During this 100th anniversary year of communism we were reminded of the evil ideology’s death toll. Many former communist countries celebrate their escape from communist enslavement, and almost three decades after the fall of the Iron Curtain, the countries that have had the most freedom have fared the best.
James Gwartney and Hugo Montesinos from Florida State University analyzed the economic performance of former Soviet Bloc nations, referred to as formerly centrally planned or FCP countries, from 1995 to 2015.
The more the countries moved away from central planning, the more they grow, especially if they get decent scores from Economic Freedom of the World index (EFW) published by the Fraser Institute, a Canadian think tank. It measures economic freedom in five major policy areas: fiscal policy, trade, monetary policy, regulation, and the legal framework. Gwartney and Montesinos write in their study:
The economic record of the FCP countries during 1995-2015 was impressive. This was particularly true for the seven FCP countries that moved the most toward economic liberalization. The average growth of real per capita GDP of these seven countries exceeded 5 percent during 1995-2015. Real per capita GDP more than doubled in six of the seven countries during the two decades… These seven countries—Georgia, Estonia, Lithuania, Latvia, Romania, Armenia, and Albania—had a 2015 Economic Freedom of the World

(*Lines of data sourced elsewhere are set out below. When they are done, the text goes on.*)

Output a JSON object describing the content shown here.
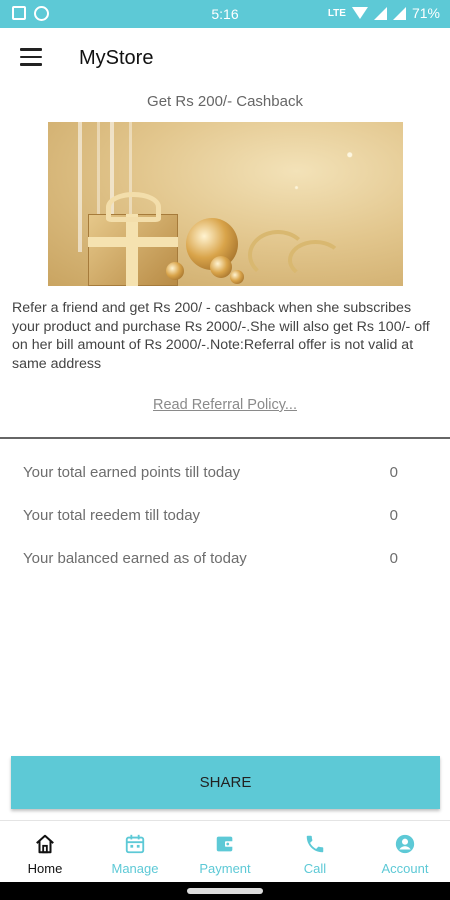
{
  "status_bar": {
    "time": "5:16",
    "battery": "71%",
    "network_label": "LTE"
  },
  "app_bar": {
    "title": "MyStore"
  },
  "offer": {
    "title": "Get Rs 200/- Cashback",
    "description": "Refer a friend and get Rs 200/ - cashback when she subscribes your product  and purchase Rs 2000/-.She will also get Rs 100/- off on her bill  amount of Rs 2000/-.Note:Referral offer is not valid at same address",
    "policy_link": "Read Referral Policy..."
  },
  "stats": [
    {
      "label": "Your total earned points till today",
      "value": "0"
    },
    {
      "label": "Your total reedem till today",
      "value": "0"
    },
    {
      "label": "Your balanced earned as of today",
      "value": "0"
    }
  ],
  "share_button": "SHARE",
  "bottom_nav": [
    {
      "label": "Home",
      "icon": "home-icon",
      "active": true
    },
    {
      "label": "Manage",
      "icon": "calendar-icon",
      "active": false
    },
    {
      "label": "Payment",
      "icon": "wallet-icon",
      "active": false
    },
    {
      "label": "Call",
      "icon": "phone-icon",
      "active": false
    },
    {
      "label": "Account",
      "icon": "account-icon",
      "active": false
    }
  ],
  "colors": {
    "accent": "#5dc9d6",
    "active_nav": "#111111",
    "text_muted": "#6d6d6d"
  }
}
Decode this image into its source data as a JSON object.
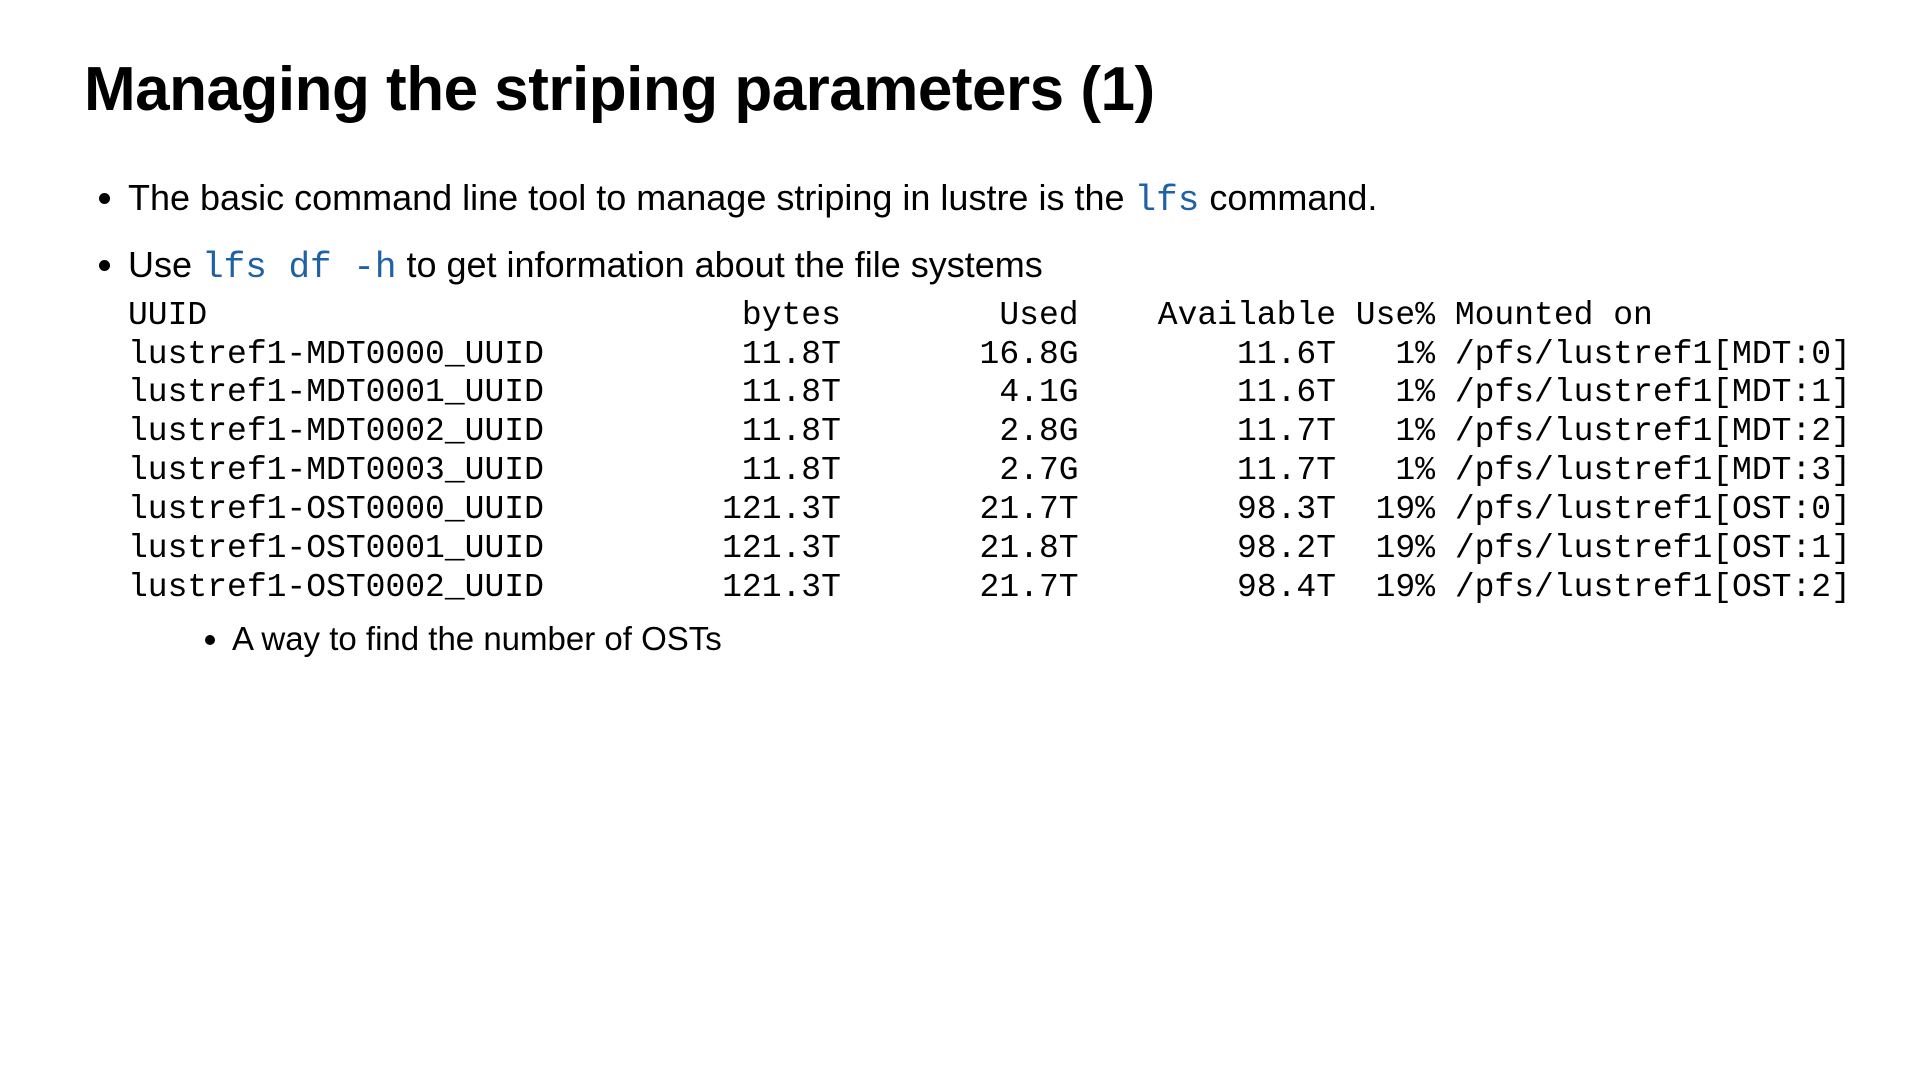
{
  "title": "Managing the striping parameters (1)",
  "bullets": {
    "b1_pre": "The basic command line tool to manage striping in lustre is the ",
    "b1_code": "lfs",
    "b1_post": " command.",
    "b2_pre": "Use ",
    "b2_code": "lfs df -h",
    "b2_post": " to get information about the file systems"
  },
  "df_header": {
    "uuid": "UUID",
    "bytes": "bytes",
    "used": "Used",
    "avail": "Available",
    "usep": "Use%",
    "mounted": "Mounted on"
  },
  "df_rows": [
    {
      "uuid": "lustref1-MDT0000_UUID",
      "bytes": "11.8T",
      "used": "16.8G",
      "avail": "11.6T",
      "usep": "1%",
      "mounted": "/pfs/lustref1[MDT:0]"
    },
    {
      "uuid": "lustref1-MDT0001_UUID",
      "bytes": "11.8T",
      "used": "4.1G",
      "avail": "11.6T",
      "usep": "1%",
      "mounted": "/pfs/lustref1[MDT:1]"
    },
    {
      "uuid": "lustref1-MDT0002_UUID",
      "bytes": "11.8T",
      "used": "2.8G",
      "avail": "11.7T",
      "usep": "1%",
      "mounted": "/pfs/lustref1[MDT:2]"
    },
    {
      "uuid": "lustref1-MDT0003_UUID",
      "bytes": "11.8T",
      "used": "2.7G",
      "avail": "11.7T",
      "usep": "1%",
      "mounted": "/pfs/lustref1[MDT:3]"
    },
    {
      "uuid": "lustref1-OST0000_UUID",
      "bytes": "121.3T",
      "used": "21.7T",
      "avail": "98.3T",
      "usep": "19%",
      "mounted": "/pfs/lustref1[OST:0]"
    },
    {
      "uuid": "lustref1-OST0001_UUID",
      "bytes": "121.3T",
      "used": "21.8T",
      "avail": "98.2T",
      "usep": "19%",
      "mounted": "/pfs/lustref1[OST:1]"
    },
    {
      "uuid": "lustref1-OST0002_UUID",
      "bytes": "121.3T",
      "used": "21.7T",
      "avail": "98.4T",
      "usep": "19%",
      "mounted": "/pfs/lustref1[OST:2]"
    }
  ],
  "sub_bullet": "A way to find the number of OSTs"
}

(EFW) summary rating of 7.5 or higher.
That’s not much lower than the rating of the United States at 7.94. Hong Kong is ranked the highest at 8.97.
Because these countries started growing from a lower base, they grew three times as fast as high-income European developed countries. This phenomenon is called convergence.

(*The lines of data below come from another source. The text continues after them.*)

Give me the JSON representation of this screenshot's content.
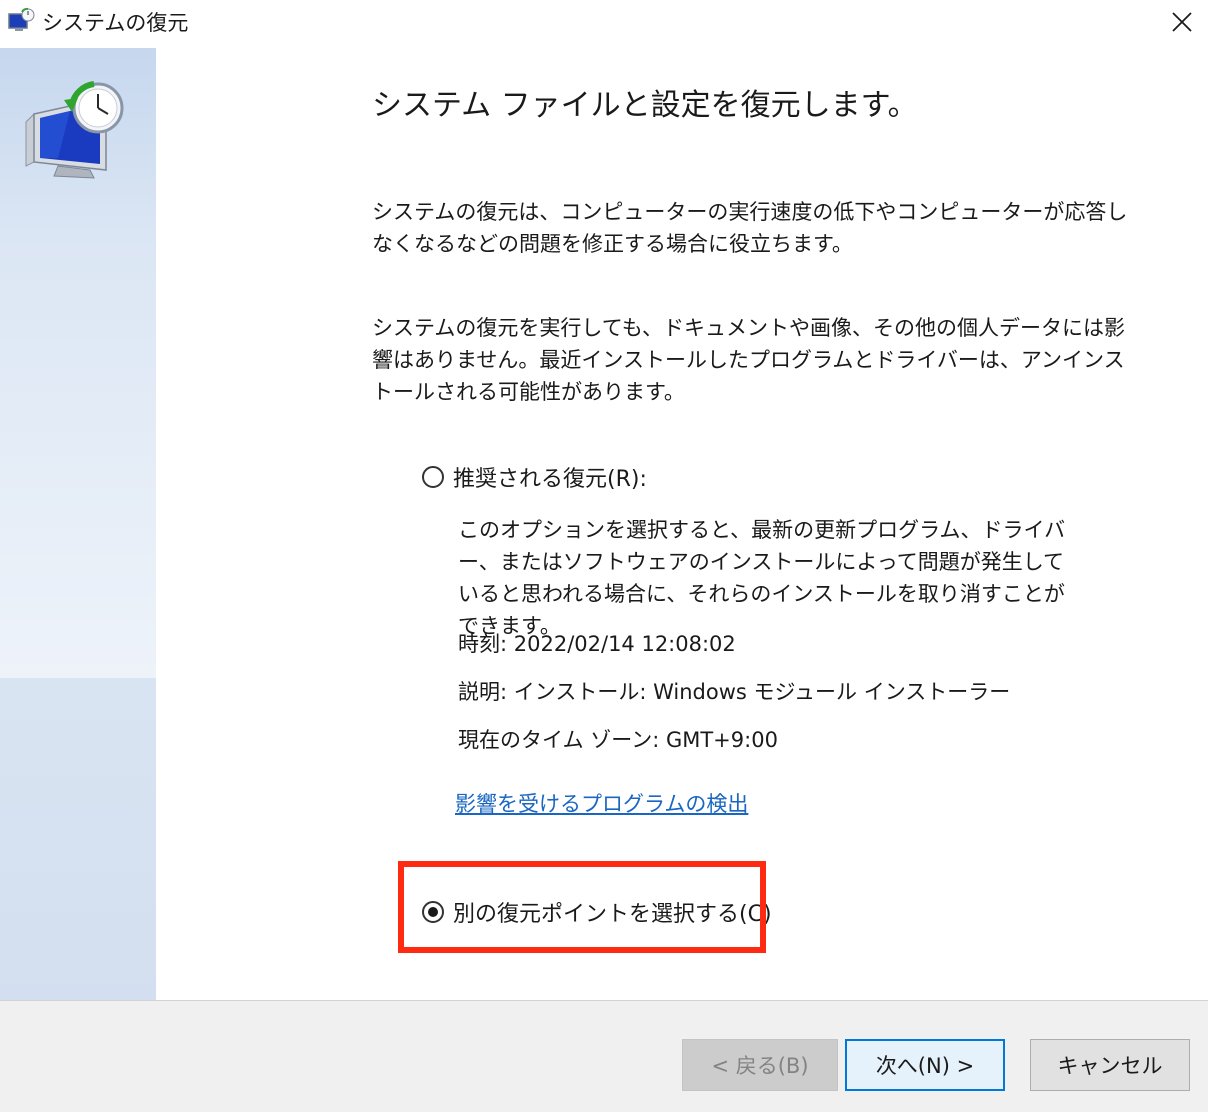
{
  "window": {
    "title": "システムの復元",
    "close_icon": "close-icon"
  },
  "main": {
    "heading": "システム ファイルと設定を復元します。",
    "paragraph1": "システムの復元は、コンピューターの実行速度の低下やコンピューターが応答しなくなるなどの問題を修正する場合に役立ちます。",
    "paragraph2": "システムの復元を実行しても、ドキュメントや画像、その他の個人データには影響はありません。最近インストールしたプログラムとドライバーは、アンインストールされる可能性があります。"
  },
  "options": {
    "recommended": {
      "label": "推奨される復元(R):",
      "checked": false,
      "description": "このオプションを選択すると、最新の更新プログラム、ドライバー、またはソフトウェアのインストールによって問題が発生していると思われる場合に、それらのインストールを取り消すことができます。",
      "time": "時刻: 2022/02/14 12:08:02",
      "desc_line": "説明: インストール: Windows モジュール インストーラー",
      "timezone": "現在のタイム ゾーン: GMT+9:00",
      "link": "影響を受けるプログラムの検出"
    },
    "other": {
      "label": "別の復元ポイントを選択する(C)",
      "checked": true
    }
  },
  "highlight_color": "#ff2a12",
  "buttons": {
    "back": "< 戻る(B)",
    "next": "次へ(N) >",
    "cancel": "キャンセル"
  }
}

However, fast convergence is only possible with the right government policies and growth rates were lower in the FCP countries with lesser amounts of economic liberalization.
So per capita GDP grew 4.54 percent per year over the 20 year period in the countries with the freest policies promoting voluntary exchange as well as open entry into markets but only grew 3.30 percent in the countries with the least free policies. As a result, freer countries’ incomes converged faster with those in high-income countries, write Gwartney and Montesinos.
The ratio of the mean per capita GDP of the most economically free group compared to the high-income economies more than doubled, soaring from 19.9 percent in 1995 to 40.6 percent in 2015.
Georgia and the Baltic countries have done particularly well, boosting their percentage of income compared to Western economies from 6.7 percent to 20.3 percent in the case of Georgia and from 33 percent to 61.6 percent in the case of Estonia. Poland and Slovakia have slightly lower EFW scored but also converged at a rapid pace thanks to some good policies.
Looking at the bottom group in terms of EFW scores, it’s sad to see Ukraine doing so poorly, but that’s a predictable result given the near-total absence of economic freedom in that unfortunate country.
The obvious moral of the story is that nations will grow faster and generate more prosperity if they follow the recipe of free markets and limited government in the context of the five major policy areas.
Room for Improvement
And it’s in that final category (which measures factors such as property rights, the rule of law, and government corruption) where all of the FCP countries still have some catching up to do according to Gwartney and Montesinos:
The FCP countries…have a major shortcoming: their legal systems are weak and little progress has been made in this area. Given their historic background, this is not surprising. Under socialism, legal systems are designed to serve the interests of the government. Judges, lawyers, and other judicial officials are trained and rewarded for serving governmental interests. Protection of the rights of individuals and private businesses and organizations is unimportant under socialism.
Unfortunately, even though we have the diagnosis, we don’t really have a simple cure, as it isn’t easy to change the socialist culture of a nation’s political class.
Daniel J. Mitchell is a Washington-based economist who specializes in fiscal policy. This article first appeared in International Liberty.